veggies simmered in a delicious dashi stock and topped with a variety of ingredients. The meal gets its name from the traditional method of preparation, which involves cooking and serving the components in little clay pots known as donabe or nabe.
Tempura shrimp, fish cakes, boiled chicken, and poached or boiled eggs are typical toppings. Nabeyaki udon is a winter comfort food that can be found on the menus of traditional Japanese udon restaurants all throughout the nation since it is always served hot.
7. Asahikawa ramen
Asahikawa ramen is distinguished by its firmer-than-average noodle texture and a soy sauce-based broth. Asahikawa ramen traditionally has pork, bamboo shoots, eggs, and spring onions as toppings, while the broth is seasoned with kelp, anchovies, pig bones, and chicken.
Because of Hokkaido’s chilly climate, lard is often added to ramen to form an oily coating that slows down the cooling process. Asahikawa Ramen Village is an interesting cluster of eight well-known ramen restaurants found on the city’s outskirts.
8. Onomichi ramen
Onomichi ramen is characterized by a soy sauce-based broth that is sometimes seasoned with pork, shellfish from the Seto Inland Sea, poultry, or dashi. Hot flat wheat noodles of moderate thickness and a hearty helping of seabura (pig back fat) are served in a broth that has been simmered for many hours.
Spring onions, roast pork, and bamboo shoots are common garnishes. Onomichi ramen gained popularity in the 1990s, despite its origins in the late 1940s. Onomichi residents may still enjoy this delicacy as a unique treat.
9. Snail Noodles (Luosifen)
A specialty of the city of Liuzhou in the Guangxi region of China, Luosifen is made with rice noodles, a broth made from snails, and a variety of other ingredients, such as pickled bamboo shoots, peanuts, tofu skins, and green vegetables. An intricate blend of spices and herbs is used to prepare the broth, and then a generous quantity of chile oil is stirred in at the very end to give the soup its fiery finish.
While some restaurants may have luosifen on the menu, it is more common for vendors to sell the dish on the street. Restaurants serving just luosifen have opened in a growing number of places throughout China and beyond.
10. Mie kocok
Bandung’s mie kocok is a flat yellow noodle soup flavored with fried shallots, onions, and crackers that often has beef slices, beef offal, or meatballs. Spicy sambal paste and soy sauce are optional additions to the clear beef broth that the components are served in.
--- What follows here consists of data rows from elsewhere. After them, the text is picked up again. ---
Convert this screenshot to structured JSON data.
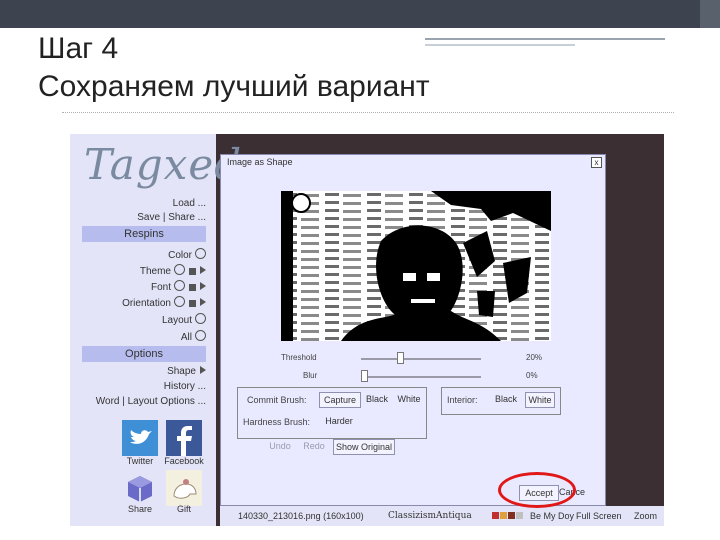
{
  "slide": {
    "title_line1": "Шаг 4",
    "title_line2": "Сохраняем лучший вариант"
  },
  "sidebar": {
    "logo": "Tagxedo",
    "load_label": "Load ...",
    "save_share_label": "Save | Share ...",
    "respins_header": "Respins",
    "items": [
      {
        "label": "Color",
        "lock": false,
        "arrow": false
      },
      {
        "label": "Theme",
        "lock": true,
        "arrow": true
      },
      {
        "label": "Font",
        "lock": true,
        "arrow": true
      },
      {
        "label": "Orientation",
        "lock": true,
        "arrow": true
      },
      {
        "label": "Layout",
        "lock": false,
        "arrow": false
      },
      {
        "label": "All",
        "lock": false,
        "arrow": false
      }
    ],
    "options_header": "Options",
    "shape_label": "Shape",
    "history_label": "History ...",
    "word_layout_label": "Word | Layout Options ...",
    "social": [
      {
        "label": "Twitter",
        "icon": "twitter-icon",
        "color": "#3f8fd6"
      },
      {
        "label": "Facebook",
        "icon": "facebook-icon",
        "color": "#3b5998"
      },
      {
        "label": "Share",
        "icon": "share-icon",
        "color": "#6a6ac8"
      },
      {
        "label": "Gift",
        "icon": "gift-icon",
        "color": "#f4f0e0"
      }
    ]
  },
  "dialog": {
    "title": "Image as Shape",
    "close_label": "x",
    "threshold_label": "Threshold",
    "threshold_value": "20%",
    "threshold_fraction": 0.3,
    "blur_label": "Blur",
    "blur_value": "0%",
    "blur_fraction": 0.0,
    "commit_brush_label": "Commit Brush:",
    "capture_label": "Capture",
    "black_label": "Black",
    "white_label": "White",
    "interior_label": "Interior:",
    "interior_black_label": "Black",
    "interior_white_label": "White",
    "hardness_label": "Hardness Brush:",
    "harder_label": "Harder",
    "undo_label": "Undo",
    "redo_label": "Redo",
    "show_original_label": "Show Original",
    "accept_label": "Accept",
    "cancel_label": "Cance"
  },
  "footer": {
    "filename": "140330_213016.png (160x100)",
    "font_name": "ClassizismAntiqua",
    "my_doy_label": "Be My Doy",
    "fullscreen_label": "Full Screen",
    "zoom_label": "Zoom",
    "swatches": [
      "#c03030",
      "#e0a040",
      "#803020",
      "#c0c0c0"
    ]
  },
  "colors": {
    "accent_sidebar": "#b6bcee",
    "highlight": "#e01818"
  }
}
The noodles are shaken in a strainer before being put to the soup, which is perhaps why they are called “shaken noodles” (or “mie kocok”) in their native tongue.